Action item:
Whenever a line of the listing contains the string "heading", return that line.

Supplied records:
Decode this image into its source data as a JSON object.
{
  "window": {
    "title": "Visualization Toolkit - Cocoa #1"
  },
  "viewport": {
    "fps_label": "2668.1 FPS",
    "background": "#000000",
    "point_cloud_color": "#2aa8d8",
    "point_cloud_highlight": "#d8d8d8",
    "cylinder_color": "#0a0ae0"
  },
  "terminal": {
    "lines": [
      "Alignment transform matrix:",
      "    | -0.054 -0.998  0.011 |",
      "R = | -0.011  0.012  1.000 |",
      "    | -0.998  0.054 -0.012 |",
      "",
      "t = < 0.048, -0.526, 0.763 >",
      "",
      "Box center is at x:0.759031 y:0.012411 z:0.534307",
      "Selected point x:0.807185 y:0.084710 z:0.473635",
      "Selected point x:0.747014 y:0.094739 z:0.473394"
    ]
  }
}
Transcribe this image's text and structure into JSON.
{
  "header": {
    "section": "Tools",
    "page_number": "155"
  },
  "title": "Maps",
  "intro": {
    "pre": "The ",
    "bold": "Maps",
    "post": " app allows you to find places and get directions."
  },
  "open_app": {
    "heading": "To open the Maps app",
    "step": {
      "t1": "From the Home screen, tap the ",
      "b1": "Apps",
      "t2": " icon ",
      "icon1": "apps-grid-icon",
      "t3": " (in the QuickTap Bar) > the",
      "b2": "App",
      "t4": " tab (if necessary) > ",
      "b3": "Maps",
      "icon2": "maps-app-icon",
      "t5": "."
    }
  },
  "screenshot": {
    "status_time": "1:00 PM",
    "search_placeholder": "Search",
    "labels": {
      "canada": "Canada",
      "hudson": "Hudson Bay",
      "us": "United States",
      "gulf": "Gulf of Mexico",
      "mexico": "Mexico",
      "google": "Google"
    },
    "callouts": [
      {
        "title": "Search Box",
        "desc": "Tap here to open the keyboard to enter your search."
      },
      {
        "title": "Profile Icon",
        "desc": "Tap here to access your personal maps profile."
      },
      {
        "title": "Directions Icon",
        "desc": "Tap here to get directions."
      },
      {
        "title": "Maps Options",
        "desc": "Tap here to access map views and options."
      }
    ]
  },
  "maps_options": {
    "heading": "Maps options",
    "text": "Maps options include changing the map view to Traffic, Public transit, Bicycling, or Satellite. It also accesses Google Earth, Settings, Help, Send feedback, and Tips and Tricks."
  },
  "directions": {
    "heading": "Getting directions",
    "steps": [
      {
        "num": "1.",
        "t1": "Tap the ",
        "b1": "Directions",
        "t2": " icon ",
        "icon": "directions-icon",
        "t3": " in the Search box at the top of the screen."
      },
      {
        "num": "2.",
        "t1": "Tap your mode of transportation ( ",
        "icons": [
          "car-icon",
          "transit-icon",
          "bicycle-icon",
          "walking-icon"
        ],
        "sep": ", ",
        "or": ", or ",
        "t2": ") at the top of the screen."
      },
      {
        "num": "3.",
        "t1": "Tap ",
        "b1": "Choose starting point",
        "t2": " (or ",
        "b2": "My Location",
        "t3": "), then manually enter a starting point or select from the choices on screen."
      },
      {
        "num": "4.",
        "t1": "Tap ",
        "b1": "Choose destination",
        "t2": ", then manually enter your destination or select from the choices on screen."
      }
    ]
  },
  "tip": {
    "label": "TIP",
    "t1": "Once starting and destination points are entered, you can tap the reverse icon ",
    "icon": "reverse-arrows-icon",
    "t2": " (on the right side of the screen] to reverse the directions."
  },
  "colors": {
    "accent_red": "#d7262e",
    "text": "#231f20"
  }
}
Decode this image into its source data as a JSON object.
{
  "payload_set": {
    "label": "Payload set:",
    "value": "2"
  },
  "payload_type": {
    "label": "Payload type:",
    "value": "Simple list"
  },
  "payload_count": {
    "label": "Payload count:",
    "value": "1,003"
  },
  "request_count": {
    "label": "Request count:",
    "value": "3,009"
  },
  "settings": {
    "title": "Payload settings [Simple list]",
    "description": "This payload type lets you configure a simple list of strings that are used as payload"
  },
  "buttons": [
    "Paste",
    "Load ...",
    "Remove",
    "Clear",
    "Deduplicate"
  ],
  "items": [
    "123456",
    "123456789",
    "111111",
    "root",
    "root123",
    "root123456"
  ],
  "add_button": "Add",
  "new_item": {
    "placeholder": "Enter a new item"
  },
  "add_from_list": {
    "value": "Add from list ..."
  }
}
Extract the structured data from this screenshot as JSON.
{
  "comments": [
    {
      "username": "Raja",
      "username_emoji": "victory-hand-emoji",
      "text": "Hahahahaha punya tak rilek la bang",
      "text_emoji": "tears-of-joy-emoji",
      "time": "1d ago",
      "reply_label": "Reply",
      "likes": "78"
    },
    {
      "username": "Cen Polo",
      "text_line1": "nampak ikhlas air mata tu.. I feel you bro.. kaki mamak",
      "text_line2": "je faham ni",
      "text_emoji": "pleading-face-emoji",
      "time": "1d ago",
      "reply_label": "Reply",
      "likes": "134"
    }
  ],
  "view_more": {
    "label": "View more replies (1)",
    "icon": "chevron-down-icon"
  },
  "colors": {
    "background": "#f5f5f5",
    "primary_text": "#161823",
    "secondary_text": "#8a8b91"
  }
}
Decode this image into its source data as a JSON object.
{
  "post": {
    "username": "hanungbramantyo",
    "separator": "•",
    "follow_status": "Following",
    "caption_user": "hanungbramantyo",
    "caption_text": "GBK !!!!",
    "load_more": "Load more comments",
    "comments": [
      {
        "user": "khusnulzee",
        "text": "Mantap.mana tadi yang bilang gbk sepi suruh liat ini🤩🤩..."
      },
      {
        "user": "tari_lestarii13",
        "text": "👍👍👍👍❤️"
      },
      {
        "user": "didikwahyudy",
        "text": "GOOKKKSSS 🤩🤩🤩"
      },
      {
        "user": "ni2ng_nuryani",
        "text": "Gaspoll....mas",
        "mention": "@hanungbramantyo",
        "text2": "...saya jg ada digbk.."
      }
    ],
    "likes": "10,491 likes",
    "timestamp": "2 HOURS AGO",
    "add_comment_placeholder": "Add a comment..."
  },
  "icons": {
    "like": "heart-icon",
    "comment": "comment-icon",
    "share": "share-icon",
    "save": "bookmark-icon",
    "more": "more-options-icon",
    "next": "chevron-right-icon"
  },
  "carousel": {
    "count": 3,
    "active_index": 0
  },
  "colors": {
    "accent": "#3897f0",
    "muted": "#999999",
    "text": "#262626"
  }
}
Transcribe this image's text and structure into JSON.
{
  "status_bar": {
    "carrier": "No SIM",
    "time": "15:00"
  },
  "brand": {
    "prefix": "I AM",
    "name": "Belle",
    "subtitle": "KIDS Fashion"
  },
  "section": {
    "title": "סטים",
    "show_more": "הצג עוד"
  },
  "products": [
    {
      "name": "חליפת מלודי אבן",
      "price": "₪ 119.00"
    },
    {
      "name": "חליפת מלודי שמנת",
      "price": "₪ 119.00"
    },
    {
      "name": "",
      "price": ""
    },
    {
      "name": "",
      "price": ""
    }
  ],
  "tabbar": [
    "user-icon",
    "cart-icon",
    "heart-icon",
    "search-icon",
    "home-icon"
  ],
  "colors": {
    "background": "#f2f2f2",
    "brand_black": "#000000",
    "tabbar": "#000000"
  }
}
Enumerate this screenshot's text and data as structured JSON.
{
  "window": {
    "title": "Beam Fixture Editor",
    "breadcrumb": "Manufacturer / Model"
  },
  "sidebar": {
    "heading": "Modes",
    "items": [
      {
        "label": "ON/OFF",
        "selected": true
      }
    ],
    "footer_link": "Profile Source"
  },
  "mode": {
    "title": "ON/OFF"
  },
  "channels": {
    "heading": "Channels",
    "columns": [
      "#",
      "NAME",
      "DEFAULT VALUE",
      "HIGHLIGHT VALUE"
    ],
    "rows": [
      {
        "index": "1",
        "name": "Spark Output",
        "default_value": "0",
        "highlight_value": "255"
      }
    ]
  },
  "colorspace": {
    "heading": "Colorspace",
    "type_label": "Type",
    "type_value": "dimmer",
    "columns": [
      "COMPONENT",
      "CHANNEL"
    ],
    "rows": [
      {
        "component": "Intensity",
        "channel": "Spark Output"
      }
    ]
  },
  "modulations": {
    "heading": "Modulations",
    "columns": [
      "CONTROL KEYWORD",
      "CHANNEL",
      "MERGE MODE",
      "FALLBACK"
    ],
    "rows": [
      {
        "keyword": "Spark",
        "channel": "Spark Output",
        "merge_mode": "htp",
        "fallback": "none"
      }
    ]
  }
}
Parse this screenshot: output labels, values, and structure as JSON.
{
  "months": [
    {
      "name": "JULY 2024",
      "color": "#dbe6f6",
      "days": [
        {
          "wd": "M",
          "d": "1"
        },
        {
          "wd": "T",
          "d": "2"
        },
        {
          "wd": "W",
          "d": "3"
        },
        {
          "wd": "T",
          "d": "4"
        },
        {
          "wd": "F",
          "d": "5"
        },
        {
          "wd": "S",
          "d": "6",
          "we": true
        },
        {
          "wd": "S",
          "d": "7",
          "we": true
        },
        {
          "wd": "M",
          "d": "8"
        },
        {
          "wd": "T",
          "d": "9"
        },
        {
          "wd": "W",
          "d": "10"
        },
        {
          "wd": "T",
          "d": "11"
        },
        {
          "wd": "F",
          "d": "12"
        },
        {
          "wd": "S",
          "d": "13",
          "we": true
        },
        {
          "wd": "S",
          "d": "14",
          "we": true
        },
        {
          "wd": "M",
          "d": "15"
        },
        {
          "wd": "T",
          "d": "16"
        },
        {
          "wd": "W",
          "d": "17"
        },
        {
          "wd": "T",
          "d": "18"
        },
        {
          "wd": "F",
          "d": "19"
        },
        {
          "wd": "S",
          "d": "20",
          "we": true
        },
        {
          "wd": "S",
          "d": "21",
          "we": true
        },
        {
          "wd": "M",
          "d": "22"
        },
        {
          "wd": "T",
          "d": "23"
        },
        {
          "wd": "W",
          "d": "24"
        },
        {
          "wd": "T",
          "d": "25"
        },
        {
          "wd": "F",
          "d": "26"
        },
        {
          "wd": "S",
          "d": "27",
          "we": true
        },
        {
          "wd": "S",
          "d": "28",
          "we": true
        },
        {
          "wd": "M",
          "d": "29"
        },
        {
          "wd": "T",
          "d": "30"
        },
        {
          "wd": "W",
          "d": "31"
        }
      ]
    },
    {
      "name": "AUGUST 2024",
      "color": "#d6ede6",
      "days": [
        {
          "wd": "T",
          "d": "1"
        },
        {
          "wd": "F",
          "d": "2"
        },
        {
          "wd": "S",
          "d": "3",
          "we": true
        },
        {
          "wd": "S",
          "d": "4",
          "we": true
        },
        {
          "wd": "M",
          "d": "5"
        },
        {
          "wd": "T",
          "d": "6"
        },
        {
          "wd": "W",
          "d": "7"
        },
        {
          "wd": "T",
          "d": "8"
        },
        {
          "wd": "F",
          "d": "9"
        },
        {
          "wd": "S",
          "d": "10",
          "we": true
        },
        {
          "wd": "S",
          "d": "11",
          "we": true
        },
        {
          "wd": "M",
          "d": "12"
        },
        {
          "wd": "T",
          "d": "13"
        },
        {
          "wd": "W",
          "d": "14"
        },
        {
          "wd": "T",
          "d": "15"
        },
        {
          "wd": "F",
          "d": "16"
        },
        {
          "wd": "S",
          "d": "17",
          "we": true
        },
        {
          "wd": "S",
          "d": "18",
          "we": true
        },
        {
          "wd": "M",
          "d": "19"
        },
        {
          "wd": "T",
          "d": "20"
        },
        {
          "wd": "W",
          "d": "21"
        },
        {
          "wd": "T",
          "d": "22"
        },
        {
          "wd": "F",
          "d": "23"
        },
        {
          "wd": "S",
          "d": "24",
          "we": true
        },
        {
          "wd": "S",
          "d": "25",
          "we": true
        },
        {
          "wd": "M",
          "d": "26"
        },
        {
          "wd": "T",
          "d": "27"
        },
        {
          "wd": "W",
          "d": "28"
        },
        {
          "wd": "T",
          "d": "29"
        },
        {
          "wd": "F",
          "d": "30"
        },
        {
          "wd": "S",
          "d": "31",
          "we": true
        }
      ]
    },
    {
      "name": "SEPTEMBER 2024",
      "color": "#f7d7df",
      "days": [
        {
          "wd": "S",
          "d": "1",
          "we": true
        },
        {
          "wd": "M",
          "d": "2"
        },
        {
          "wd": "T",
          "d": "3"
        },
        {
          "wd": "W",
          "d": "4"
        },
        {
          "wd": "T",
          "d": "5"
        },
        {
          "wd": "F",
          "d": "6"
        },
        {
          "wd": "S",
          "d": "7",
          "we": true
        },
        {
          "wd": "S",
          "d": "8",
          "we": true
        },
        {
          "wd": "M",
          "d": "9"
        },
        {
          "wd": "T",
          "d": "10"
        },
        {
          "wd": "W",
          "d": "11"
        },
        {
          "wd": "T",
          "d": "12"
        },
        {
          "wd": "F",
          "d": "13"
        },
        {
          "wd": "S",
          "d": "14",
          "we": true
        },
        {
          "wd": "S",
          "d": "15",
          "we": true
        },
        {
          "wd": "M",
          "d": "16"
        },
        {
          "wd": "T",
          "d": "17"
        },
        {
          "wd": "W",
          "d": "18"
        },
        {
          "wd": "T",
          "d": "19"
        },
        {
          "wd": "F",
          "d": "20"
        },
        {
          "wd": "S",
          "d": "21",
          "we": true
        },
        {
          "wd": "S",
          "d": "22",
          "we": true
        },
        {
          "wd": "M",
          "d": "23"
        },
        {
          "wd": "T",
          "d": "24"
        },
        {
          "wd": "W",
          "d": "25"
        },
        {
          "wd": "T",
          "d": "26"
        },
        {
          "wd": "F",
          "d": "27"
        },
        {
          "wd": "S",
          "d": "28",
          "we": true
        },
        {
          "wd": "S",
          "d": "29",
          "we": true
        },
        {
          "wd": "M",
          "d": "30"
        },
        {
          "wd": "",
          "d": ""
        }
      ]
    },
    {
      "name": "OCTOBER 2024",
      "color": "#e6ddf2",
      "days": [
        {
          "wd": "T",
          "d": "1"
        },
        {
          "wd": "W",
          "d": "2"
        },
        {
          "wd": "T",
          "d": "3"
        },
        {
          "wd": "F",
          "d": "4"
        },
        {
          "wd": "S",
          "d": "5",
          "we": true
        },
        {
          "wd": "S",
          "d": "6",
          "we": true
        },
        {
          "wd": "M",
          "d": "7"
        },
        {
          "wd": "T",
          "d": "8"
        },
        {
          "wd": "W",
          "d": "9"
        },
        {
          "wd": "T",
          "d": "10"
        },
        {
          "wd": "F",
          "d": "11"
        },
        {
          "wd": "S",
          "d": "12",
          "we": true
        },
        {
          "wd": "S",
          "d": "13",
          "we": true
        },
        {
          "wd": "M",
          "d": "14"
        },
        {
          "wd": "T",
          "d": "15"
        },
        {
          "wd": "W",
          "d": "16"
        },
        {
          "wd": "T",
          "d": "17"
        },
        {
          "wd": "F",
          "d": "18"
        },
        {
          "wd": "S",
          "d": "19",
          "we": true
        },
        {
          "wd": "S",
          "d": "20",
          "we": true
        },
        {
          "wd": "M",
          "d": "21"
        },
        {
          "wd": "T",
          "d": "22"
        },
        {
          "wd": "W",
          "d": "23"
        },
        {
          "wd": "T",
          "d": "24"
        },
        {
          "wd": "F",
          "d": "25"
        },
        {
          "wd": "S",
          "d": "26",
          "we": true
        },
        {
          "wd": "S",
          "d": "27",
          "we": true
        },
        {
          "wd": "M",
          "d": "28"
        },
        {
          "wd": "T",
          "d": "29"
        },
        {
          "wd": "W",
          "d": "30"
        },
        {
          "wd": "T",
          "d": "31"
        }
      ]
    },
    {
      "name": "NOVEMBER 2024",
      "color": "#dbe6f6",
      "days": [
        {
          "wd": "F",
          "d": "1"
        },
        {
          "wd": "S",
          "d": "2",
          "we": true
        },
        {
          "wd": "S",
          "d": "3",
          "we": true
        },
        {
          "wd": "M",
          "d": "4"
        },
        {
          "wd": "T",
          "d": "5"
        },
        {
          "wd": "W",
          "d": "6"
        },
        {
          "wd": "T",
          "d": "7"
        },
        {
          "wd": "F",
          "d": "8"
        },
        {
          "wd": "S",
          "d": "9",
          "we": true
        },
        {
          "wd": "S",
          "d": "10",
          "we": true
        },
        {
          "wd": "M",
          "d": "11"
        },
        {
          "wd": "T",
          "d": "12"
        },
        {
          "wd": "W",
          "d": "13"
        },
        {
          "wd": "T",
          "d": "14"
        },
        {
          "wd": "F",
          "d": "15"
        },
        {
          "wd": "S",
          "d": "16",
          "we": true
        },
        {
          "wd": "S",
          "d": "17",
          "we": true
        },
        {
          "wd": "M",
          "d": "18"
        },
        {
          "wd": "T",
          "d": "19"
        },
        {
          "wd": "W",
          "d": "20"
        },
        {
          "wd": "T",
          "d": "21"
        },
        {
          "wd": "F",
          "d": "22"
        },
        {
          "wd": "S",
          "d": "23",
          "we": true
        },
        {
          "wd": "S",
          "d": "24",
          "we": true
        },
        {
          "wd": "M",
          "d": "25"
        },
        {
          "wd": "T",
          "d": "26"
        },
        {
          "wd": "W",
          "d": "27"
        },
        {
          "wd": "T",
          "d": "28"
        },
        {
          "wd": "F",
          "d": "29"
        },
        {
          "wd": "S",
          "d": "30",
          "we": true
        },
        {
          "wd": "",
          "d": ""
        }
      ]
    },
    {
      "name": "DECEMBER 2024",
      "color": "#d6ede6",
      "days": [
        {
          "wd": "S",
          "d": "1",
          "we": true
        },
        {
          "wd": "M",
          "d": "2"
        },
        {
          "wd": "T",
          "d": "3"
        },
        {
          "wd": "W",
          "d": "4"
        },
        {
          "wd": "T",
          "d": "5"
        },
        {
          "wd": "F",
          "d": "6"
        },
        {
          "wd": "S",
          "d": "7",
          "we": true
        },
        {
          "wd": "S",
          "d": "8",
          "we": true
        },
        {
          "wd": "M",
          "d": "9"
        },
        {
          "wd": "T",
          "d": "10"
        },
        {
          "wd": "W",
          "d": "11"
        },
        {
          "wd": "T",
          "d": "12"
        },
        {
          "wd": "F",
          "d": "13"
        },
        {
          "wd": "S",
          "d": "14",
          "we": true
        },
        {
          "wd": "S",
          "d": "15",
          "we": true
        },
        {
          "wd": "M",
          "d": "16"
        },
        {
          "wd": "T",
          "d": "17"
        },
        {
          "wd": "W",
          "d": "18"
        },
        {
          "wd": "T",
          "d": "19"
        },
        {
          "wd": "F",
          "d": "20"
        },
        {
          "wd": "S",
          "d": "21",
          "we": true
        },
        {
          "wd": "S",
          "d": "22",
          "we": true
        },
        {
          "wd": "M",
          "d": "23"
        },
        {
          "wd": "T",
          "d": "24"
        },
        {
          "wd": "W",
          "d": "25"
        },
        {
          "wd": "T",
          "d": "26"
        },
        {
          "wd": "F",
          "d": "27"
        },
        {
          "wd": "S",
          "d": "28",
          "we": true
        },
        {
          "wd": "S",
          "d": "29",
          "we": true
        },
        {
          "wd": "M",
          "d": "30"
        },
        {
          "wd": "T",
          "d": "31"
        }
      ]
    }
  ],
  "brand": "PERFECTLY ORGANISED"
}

Exercise solution:
    "heading": "To open the Maps app",
    "heading": "Maps options",
    "heading": "Getting directions",
    "heading": "Modes",
    "heading": "Channels",
    "heading": "Colorspace",
    "heading": "Modulations",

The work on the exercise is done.